» **EXTRACTED ENTRIES**:
##########

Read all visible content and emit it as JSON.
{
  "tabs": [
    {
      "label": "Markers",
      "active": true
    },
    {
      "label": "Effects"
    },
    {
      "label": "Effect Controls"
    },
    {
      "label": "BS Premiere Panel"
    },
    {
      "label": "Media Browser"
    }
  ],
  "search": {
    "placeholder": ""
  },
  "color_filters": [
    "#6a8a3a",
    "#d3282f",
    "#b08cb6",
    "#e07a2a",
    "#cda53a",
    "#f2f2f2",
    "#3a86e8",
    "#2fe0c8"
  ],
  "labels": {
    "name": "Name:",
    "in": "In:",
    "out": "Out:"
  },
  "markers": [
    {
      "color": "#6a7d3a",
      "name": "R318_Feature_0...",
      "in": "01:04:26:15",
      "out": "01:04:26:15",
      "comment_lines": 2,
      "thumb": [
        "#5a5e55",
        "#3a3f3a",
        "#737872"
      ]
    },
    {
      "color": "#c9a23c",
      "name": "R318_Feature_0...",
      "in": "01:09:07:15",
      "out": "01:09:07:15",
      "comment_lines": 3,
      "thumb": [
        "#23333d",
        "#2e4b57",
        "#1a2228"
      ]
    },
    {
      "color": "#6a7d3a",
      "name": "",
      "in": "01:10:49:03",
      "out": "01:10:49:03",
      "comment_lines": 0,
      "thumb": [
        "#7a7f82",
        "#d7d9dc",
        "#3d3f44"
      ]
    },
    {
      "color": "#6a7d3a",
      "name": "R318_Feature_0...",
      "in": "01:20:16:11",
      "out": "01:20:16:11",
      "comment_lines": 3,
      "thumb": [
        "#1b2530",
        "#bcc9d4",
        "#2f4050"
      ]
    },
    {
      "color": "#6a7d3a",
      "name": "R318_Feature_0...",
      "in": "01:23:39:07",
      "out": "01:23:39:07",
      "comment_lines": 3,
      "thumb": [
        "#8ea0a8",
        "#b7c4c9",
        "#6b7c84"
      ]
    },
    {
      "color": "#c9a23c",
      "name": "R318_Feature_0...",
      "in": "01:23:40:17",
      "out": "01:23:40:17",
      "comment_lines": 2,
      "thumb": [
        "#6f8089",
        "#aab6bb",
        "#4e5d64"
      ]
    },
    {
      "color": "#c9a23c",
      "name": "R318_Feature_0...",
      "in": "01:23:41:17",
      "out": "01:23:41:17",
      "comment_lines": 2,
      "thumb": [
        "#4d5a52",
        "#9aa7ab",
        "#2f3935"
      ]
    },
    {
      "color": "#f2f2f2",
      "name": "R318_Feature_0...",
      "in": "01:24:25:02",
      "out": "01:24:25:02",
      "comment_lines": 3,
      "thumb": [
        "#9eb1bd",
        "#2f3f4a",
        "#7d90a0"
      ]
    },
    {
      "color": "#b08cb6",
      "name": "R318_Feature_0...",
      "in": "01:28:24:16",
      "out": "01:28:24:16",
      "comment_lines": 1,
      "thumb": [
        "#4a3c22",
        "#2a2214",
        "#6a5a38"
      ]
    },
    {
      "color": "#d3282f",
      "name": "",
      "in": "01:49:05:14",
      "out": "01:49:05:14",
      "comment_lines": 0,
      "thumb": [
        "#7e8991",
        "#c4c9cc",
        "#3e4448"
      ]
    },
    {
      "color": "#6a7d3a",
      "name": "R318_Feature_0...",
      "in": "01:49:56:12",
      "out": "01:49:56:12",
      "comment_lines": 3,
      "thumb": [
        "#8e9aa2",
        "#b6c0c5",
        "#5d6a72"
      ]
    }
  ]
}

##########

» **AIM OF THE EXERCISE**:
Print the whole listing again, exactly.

» **SOLUTION FOR THIS PROBLEM**:
Read all visible content and emit it as JSON.
{
  "tabs": [
    {
      "label": "Markers",
      "active": true
    },
    {
      "label": "Effects"
    },
    {
      "label": "Effect Controls"
    },
    {
      "label": "BS Premiere Panel"
    },
    {
      "label": "Media Browser"
    }
  ],
  "search": {
    "placeholder": ""
  },
  "color_filters": [
    "#6a8a3a",
    "#d3282f",
    "#b08cb6",
    "#e07a2a",
    "#cda53a",
    "#f2f2f2",
    "#3a86e8",
    "#2fe0c8"
  ],
  "labels": {
    "name": "Name:",
    "in": "In:",
    "out": "Out:"
  },
  "markers": [
    {
      "color": "#6a7d3a",
      "name": "R318_Feature_0...",
      "in": "01:04:26:15",
      "out": "01:04:26:15",
      "comment_lines": 2,
      "thumb": [
        "#5a5e55",
        "#3a3f3a",
        "#737872"
      ]
    },
    {
      "color": "#c9a23c",
      "name": "R318_Feature_0...",
      "in": "01:09:07:15",
      "out": "01:09:07:15",
      "comment_lines": 3,
      "thumb": [
        "#23333d",
        "#2e4b57",
        "#1a2228"
      ]
    },
    {
      "color": "#6a7d3a",
      "name": "",
      "in": "01:10:49:03",
      "out": "01:10:49:03",
      "comment_lines": 0,
      "thumb": [
        "#7a7f82",
        "#d7d9dc",
        "#3d3f44"
      ]
    },
    {
      "color": "#6a7d3a",
      "name": "R318_Feature_0...",
      "in": "01:20:16:11",
      "out": "01:20:16:11",
      "comment_lines": 3,
      "thumb": [
        "#1b2530",
        "#bcc9d4",
        "#2f4050"
      ]
    },
    {
      "color": "#6a7d3a",
      "name": "R318_Feature_0...",
      "in": "01:23:39:07",
      "out": "01:23:39:07",
      "comment_lines": 3,
      "thumb": [
        "#8ea0a8",
        "#b7c4c9",
        "#6b7c84"
      ]
    },
    {
      "color": "#c9a23c",
      "name": "R318_Feature_0...",
      "in": "01:23:40:17",
      "out": "01:23:40:17",
      "comment_lines": 2,
      "thumb": [
        "#6f8089",
        "#aab6bb",
        "#4e5d64"
      ]
    },
    {
      "color": "#c9a23c",
      "name": "R318_Feature_0...",
      "in": "01:23:41:17",
      "out": "01:23:41:17",
      "comment_lines": 2,
      "thumb": [
        "#4d5a52",
        "#9aa7ab",
        "#2f3935"
      ]
    },
    {
      "color": "#f2f2f2",
      "name": "R318_Feature_0...",
      "in": "01:24:25:02",
      "out": "01:24:25:02",
      "comment_lines": 3,
      "thumb": [
        "#9eb1bd",
        "#2f3f4a",
        "#7d90a0"
      ]
    },
    {
      "color": "#b08cb6",
      "name": "R318_Feature_0...",
      "in": "01:28:24:16",
      "out": "01:28:24:16",
      "comment_lines": 1,
      "thumb": [
        "#4a3c22",
        "#2a2214",
        "#6a5a38"
      ]
    },
    {
      "color": "#d3282f",
      "name": "",
      "in": "01:49:05:14",
      "out": "01:49:05:14",
      "comment_lines": 0,
      "thumb": [
        "#7e8991",
        "#c4c9cc",
        "#3e4448"
      ]
    },
    {
      "color": "#6a7d3a",
      "name": "R318_Feature_0...",
      "in": "01:49:56:12",
      "out": "01:49:56:12",
      "comment_lines": 3,
      "thumb": [
        "#8e9aa2",
        "#b6c0c5",
        "#5d6a72"
      ]
    }
  ]
}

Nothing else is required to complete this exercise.